What you need to do >> Tally the lines in these records that hold the string "Gateways", and reply with the number alone.

Page and application data records >>
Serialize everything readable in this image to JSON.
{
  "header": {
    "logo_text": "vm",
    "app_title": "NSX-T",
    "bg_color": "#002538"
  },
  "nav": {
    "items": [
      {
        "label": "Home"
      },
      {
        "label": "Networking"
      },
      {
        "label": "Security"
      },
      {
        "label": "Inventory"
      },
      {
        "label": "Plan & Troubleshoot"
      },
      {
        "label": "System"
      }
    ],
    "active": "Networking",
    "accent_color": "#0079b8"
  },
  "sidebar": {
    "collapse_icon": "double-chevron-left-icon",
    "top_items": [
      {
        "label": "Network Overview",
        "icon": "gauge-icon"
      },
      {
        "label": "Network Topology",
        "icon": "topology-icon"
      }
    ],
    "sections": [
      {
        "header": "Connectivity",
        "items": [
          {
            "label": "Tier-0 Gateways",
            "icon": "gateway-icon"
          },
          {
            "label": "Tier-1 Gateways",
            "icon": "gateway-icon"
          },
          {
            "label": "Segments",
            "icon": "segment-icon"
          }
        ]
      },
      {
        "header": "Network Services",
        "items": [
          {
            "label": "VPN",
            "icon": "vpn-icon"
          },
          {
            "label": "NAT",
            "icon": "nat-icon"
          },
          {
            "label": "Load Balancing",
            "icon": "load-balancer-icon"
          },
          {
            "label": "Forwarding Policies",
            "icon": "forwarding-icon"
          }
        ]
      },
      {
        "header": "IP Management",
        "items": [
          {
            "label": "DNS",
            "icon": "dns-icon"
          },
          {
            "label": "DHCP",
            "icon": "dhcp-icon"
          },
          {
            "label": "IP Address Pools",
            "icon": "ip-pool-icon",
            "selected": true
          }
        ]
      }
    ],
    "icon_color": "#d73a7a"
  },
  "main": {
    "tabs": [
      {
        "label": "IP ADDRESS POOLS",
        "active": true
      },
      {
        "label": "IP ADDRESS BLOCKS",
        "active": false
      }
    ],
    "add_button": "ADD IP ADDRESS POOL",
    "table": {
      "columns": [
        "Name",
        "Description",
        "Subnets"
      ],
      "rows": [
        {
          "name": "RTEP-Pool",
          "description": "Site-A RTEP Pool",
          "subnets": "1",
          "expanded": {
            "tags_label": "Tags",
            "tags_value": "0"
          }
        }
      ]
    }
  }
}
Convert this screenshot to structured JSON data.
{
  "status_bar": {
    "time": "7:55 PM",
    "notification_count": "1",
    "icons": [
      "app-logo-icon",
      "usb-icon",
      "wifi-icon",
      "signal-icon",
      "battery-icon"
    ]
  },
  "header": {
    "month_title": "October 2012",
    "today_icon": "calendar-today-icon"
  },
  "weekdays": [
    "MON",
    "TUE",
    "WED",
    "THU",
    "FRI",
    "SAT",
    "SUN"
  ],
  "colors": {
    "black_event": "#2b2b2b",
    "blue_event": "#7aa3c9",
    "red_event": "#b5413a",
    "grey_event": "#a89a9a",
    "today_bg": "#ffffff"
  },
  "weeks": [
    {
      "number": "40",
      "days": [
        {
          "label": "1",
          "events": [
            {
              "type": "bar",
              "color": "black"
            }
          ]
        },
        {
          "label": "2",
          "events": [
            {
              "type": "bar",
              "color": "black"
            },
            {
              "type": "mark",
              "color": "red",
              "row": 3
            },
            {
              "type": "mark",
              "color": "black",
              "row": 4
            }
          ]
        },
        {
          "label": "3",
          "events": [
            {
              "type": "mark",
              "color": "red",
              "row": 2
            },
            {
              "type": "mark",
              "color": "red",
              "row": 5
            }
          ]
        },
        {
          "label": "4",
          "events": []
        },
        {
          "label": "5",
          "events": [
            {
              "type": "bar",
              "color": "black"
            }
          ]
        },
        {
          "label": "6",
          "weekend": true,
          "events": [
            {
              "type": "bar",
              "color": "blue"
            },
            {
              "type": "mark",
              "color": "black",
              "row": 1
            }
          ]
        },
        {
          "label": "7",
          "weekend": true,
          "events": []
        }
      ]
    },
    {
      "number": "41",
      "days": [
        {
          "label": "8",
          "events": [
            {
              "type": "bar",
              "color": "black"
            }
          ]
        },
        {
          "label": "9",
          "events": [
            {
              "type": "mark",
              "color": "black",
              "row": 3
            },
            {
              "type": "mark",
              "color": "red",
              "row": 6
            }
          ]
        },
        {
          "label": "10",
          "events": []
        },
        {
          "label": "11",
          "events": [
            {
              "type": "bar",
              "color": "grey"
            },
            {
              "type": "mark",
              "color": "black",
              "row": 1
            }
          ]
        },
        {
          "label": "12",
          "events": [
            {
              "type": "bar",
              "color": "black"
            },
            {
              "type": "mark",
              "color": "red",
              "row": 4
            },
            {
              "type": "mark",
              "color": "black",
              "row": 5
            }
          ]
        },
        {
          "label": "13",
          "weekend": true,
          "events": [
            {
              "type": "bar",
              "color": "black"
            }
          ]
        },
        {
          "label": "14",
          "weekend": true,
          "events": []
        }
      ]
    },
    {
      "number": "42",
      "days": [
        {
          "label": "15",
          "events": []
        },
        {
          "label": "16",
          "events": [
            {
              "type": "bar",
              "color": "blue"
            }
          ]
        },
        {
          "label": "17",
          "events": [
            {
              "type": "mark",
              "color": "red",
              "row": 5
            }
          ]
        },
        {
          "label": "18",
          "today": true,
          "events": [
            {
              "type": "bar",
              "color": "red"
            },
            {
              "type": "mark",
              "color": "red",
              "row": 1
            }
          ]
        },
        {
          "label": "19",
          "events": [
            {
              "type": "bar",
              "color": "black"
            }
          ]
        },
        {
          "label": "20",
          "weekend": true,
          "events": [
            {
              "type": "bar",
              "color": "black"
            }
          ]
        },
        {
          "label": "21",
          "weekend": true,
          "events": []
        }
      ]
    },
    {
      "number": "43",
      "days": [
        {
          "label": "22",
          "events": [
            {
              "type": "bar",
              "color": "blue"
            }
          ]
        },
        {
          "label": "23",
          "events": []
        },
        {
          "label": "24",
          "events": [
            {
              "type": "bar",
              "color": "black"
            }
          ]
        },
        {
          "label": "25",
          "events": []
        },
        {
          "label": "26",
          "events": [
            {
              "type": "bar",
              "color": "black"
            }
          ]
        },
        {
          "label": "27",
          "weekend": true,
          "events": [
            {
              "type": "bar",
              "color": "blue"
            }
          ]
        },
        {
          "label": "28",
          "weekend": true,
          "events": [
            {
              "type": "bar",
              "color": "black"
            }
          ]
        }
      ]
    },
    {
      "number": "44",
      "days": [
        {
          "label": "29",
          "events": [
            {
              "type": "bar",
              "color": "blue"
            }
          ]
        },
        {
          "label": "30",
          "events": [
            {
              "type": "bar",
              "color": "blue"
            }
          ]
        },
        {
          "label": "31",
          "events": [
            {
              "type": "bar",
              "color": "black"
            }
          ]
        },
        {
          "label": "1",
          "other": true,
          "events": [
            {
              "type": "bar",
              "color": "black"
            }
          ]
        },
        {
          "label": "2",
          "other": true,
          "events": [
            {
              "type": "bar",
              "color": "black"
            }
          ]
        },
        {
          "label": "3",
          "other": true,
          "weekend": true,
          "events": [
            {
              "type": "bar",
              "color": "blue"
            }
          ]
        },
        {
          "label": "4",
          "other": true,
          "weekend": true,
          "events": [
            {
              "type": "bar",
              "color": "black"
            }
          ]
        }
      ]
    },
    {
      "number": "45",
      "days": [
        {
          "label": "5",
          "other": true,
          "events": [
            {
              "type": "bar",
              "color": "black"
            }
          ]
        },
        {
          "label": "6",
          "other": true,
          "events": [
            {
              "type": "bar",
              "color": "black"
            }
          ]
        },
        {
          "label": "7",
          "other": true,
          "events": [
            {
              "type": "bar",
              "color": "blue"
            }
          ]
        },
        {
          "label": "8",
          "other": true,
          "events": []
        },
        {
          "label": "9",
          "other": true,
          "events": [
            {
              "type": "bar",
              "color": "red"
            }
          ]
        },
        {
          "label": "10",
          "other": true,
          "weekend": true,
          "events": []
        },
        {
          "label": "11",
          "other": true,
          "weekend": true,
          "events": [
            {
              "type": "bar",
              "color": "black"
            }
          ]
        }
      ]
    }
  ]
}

Exercise output >> 2